AMERICAN BANK V. MACONDRAY- Forged Indorsements
4 PHIL 695
MANILA, P. I., August 12, 1902.
At sight pay to my order three hundred dollars, value received, and charge
to my account.
V. S. WOLFF.
To F. H. TAYLOR & Co.,
V. S. Wolff. The signature is O. K. payment guaranteed. Protest, demand,
and notice of nonpayment waived. Macondray & Company.
Pay to First National Bank of San Francisco, or order. American Bank,
Manila, P. I. H. B. Mulford, cashier.
Pay to 3rd National Bank or order. The First National Bank of San
Francisco. James K. Lynch, cashier.
American Bank claims the right to recover from Wolff the amount of the bill of exchange upon the theory that Macondray guaranteed the payment of the instrument. This was refuted by Macondray by saying that it didn't guarantee the payment of the instrument. Instead, it only certified the signature of Wolff and that the statement “payment guaranteed xxx” was not written on said indorsement at the time it signed the firm name.
An examination of the alleged indorsement of Macondray & Co. which appeared upon the said bill of exchange at the time of the trial, and the indorsement of said company at the time of the protest of said bill of exchange, shows beyond peradventure of doubt that the contention of the
defendant is true, and that part of the indorsement which says "Payment guaranteed. Protest, demand, and notice of nonpayment waived" was added by some person after the signature of the defendant, Macondray & Co., and after the protest of said bill. The indorsement made by Macondray & Co. was changed, after said indorsement by said company, by adding thereto the statement "Payment guaranteed. Protest, demand, and notice of nonpayment waived," and that the indorsement actually made by Macondray & Co. was in the following form:

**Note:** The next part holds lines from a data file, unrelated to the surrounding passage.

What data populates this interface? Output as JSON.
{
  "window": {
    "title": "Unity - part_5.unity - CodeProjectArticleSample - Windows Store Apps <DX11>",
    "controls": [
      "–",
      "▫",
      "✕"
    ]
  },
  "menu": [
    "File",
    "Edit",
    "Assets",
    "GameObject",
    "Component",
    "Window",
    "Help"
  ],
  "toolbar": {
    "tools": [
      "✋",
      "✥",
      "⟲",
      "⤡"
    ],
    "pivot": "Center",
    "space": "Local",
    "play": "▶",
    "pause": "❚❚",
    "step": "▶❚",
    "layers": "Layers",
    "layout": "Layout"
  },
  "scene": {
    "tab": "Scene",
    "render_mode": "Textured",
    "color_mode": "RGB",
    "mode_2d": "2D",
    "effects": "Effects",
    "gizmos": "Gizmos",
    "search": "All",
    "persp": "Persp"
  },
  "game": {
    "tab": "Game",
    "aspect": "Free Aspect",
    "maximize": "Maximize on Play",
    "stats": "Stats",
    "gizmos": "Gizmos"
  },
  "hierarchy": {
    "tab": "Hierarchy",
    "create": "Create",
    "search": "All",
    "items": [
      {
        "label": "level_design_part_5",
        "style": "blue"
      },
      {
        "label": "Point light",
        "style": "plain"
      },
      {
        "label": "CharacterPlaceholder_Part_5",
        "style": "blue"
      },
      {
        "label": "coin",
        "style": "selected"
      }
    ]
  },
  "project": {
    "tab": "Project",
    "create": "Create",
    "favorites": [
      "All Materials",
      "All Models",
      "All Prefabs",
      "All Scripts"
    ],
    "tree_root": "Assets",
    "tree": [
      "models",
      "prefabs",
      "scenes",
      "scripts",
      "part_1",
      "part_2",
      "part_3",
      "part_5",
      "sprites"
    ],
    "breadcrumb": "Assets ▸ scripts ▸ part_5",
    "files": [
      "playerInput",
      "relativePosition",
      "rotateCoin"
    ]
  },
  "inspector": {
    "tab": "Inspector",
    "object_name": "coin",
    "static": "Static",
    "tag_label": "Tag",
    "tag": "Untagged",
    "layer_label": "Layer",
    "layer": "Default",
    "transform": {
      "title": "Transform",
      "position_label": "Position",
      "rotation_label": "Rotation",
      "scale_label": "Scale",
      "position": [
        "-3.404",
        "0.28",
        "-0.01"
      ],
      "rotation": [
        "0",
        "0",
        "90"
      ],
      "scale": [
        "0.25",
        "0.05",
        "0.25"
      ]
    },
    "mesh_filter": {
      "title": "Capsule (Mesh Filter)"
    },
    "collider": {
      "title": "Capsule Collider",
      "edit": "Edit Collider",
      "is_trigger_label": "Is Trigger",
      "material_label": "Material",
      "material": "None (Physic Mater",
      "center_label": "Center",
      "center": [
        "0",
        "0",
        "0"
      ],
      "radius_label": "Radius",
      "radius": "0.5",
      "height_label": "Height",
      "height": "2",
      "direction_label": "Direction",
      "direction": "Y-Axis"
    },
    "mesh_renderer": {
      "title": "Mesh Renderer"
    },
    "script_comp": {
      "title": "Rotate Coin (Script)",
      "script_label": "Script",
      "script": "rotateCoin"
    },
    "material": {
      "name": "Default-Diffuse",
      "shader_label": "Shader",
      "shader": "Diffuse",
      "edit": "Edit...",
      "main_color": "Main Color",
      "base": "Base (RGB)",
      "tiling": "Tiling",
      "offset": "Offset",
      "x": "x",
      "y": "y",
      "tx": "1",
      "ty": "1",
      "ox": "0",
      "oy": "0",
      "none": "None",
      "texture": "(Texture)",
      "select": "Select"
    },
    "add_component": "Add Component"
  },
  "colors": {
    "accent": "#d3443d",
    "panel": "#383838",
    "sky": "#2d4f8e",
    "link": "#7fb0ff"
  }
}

V. S. Wolff. The signature is O. K. Macondray & Co.
The liability of an indorser of a bill of exchange, after due protest and notice of nonpayment and dishonor, is the same as that of the original obligors on such a contract, and any material alteration in the terms of this contract by the holder of the same, without the consent of the obligor, will relieve such obligor from all liability thereon.
The original indrosement then of the company was for the purpose only of assuring the American Bank that the signature of Wolff was genuine—that is to say, that the person whom he represented himself to be. It was an indorsement for identification of the person only and not for the purpose of incurring liability to the payment of such bill of exchange.